Task to complete -> Look over the entries below. Report how many lines hold the word "Price", and only that.

*** Opening Extracted entries ***

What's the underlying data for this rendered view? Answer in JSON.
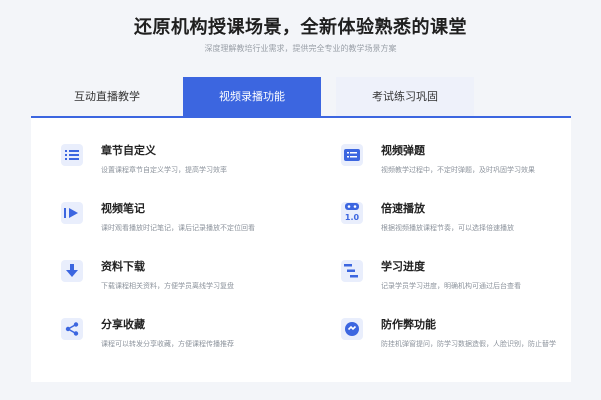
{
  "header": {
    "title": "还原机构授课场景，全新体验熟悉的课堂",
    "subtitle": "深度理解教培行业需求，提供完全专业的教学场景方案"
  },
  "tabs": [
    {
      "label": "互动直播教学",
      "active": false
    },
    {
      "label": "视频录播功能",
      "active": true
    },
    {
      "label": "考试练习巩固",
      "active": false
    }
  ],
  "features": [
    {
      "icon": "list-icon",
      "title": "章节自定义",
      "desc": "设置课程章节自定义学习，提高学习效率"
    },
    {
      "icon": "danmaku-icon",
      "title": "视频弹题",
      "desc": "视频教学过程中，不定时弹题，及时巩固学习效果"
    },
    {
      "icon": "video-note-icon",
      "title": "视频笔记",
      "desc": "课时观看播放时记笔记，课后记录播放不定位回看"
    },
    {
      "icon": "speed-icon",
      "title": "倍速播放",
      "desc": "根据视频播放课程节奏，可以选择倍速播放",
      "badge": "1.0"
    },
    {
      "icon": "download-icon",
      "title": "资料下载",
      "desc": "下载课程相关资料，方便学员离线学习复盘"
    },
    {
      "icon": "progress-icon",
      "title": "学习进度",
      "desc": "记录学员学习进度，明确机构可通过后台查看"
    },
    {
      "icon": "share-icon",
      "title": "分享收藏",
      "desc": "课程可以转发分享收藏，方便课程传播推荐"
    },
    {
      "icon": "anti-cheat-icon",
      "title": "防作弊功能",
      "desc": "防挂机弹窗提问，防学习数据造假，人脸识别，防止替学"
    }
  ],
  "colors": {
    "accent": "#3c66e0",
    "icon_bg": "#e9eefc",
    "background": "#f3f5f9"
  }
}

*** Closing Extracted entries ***
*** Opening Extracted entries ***

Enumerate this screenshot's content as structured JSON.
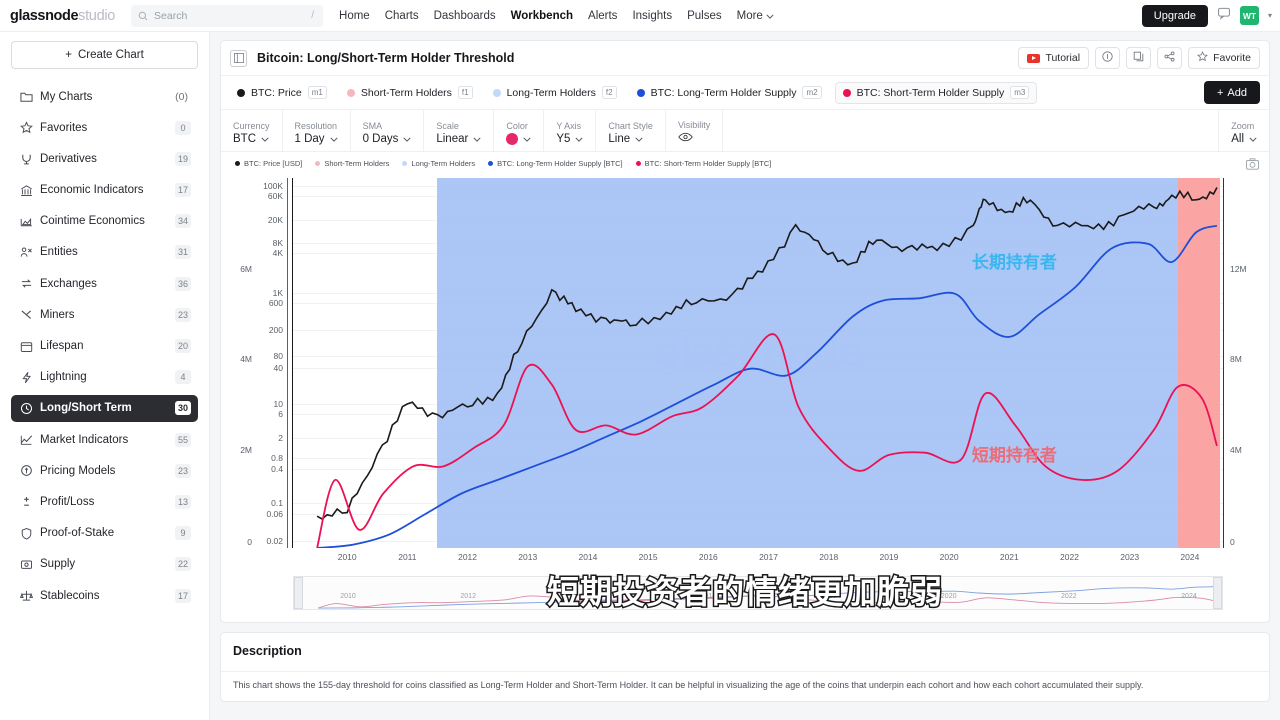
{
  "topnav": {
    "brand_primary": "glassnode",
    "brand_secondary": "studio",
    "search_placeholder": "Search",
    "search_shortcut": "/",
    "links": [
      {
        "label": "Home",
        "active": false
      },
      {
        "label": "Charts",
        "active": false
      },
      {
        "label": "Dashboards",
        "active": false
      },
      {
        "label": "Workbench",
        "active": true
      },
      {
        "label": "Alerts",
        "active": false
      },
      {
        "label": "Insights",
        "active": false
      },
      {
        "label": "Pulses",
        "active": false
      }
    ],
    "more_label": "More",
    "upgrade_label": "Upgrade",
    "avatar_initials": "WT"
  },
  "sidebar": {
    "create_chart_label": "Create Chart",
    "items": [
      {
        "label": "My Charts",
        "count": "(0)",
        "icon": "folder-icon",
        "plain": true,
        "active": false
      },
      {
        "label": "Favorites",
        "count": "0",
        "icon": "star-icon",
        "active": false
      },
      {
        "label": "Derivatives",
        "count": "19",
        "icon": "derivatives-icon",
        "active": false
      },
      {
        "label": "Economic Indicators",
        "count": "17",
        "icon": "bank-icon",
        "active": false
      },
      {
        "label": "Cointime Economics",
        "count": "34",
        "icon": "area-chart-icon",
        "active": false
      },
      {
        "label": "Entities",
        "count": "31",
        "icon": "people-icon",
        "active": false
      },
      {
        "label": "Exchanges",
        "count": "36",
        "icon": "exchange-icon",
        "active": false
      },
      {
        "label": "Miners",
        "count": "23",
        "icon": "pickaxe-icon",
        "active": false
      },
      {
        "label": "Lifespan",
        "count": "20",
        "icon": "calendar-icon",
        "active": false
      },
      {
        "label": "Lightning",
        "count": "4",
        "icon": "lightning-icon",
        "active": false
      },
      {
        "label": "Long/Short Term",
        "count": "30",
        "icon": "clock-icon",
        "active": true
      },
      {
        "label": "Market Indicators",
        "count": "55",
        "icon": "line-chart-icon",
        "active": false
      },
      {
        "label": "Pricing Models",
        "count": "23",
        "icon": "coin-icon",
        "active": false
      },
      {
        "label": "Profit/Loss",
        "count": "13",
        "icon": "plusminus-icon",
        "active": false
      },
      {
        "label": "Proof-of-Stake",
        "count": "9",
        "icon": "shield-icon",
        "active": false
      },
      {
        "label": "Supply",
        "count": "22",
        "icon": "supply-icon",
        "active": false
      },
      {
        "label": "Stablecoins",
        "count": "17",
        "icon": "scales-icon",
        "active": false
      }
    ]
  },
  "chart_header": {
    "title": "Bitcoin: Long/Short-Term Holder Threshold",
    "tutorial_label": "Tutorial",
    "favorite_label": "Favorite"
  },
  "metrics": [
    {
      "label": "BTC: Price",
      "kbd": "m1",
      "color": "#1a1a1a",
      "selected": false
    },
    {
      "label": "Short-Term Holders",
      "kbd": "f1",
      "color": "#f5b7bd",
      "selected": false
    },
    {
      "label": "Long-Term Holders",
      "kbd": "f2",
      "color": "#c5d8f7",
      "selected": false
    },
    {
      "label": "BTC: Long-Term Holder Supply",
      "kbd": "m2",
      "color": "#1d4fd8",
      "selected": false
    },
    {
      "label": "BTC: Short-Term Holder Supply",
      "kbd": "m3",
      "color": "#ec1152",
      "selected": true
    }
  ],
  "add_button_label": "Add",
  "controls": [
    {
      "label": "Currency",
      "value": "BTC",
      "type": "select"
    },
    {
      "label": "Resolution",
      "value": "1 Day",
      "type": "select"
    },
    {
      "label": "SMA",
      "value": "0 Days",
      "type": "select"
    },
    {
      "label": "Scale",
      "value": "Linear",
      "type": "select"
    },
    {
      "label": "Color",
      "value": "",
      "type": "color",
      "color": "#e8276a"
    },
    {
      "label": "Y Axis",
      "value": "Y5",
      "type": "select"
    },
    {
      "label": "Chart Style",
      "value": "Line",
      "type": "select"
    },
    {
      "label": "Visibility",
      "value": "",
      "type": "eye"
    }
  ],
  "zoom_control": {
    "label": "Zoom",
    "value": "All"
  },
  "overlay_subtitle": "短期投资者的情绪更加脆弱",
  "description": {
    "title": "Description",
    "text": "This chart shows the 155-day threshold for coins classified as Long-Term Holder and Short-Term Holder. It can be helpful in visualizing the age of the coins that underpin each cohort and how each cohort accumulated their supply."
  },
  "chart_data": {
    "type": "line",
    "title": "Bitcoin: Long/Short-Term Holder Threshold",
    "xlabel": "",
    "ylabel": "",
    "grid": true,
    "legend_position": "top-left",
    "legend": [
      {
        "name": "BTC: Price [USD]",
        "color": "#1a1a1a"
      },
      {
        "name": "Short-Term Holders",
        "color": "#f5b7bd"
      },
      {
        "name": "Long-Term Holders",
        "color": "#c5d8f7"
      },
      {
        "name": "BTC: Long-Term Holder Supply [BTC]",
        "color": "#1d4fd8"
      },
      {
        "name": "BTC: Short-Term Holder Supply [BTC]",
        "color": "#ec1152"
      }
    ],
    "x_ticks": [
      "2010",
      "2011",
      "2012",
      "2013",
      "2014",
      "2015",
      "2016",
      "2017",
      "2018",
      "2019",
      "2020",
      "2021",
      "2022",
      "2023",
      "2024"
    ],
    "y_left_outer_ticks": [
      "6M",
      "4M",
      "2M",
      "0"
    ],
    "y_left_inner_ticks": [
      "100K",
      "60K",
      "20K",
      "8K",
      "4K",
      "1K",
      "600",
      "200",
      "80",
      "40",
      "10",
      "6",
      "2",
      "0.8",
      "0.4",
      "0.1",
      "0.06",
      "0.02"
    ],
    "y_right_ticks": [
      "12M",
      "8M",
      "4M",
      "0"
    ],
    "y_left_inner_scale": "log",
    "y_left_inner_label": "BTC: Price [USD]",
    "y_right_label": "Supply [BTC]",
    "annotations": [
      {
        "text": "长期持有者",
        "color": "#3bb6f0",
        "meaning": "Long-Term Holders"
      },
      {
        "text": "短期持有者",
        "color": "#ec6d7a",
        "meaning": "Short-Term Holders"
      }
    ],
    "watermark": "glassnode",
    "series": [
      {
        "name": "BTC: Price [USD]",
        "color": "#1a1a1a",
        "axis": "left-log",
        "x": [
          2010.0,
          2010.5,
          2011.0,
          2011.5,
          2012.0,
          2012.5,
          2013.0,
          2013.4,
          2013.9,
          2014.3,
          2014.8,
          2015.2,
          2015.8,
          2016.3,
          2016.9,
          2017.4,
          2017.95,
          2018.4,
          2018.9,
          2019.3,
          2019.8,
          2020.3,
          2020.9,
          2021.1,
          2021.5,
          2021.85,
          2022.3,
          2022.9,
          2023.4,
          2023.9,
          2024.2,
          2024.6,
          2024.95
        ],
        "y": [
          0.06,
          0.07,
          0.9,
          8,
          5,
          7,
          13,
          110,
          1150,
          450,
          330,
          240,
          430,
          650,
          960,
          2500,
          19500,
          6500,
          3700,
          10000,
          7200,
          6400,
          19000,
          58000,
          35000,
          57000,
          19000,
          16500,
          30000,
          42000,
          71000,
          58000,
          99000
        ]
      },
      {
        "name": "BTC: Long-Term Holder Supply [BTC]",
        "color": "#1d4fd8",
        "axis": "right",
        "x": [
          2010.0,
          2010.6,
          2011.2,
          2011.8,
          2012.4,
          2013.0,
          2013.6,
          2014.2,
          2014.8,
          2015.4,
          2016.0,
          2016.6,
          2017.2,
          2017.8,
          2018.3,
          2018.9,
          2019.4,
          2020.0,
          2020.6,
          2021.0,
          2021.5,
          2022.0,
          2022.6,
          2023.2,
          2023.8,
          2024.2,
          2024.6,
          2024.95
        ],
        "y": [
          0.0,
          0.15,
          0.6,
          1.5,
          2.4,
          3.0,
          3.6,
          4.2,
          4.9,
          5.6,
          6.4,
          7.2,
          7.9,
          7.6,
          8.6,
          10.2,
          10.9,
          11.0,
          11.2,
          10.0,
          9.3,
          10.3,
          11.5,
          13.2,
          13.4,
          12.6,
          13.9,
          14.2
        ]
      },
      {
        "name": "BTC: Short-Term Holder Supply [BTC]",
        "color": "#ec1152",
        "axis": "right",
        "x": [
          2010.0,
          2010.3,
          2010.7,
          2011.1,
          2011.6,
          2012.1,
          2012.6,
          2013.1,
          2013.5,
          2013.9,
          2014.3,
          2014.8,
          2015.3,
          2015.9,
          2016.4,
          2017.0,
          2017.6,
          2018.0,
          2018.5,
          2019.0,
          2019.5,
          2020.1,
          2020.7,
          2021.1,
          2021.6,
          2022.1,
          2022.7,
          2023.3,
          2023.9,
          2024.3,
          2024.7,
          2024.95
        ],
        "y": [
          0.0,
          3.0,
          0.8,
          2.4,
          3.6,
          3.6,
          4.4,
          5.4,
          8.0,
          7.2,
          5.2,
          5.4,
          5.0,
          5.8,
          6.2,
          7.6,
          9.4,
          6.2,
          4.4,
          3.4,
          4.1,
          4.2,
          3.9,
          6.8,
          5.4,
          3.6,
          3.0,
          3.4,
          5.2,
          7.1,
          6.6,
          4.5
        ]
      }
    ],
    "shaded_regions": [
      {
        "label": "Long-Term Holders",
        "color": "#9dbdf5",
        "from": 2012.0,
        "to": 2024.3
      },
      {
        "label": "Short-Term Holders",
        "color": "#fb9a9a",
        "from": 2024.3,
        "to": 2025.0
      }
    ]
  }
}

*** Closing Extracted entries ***

Exercise result -> 4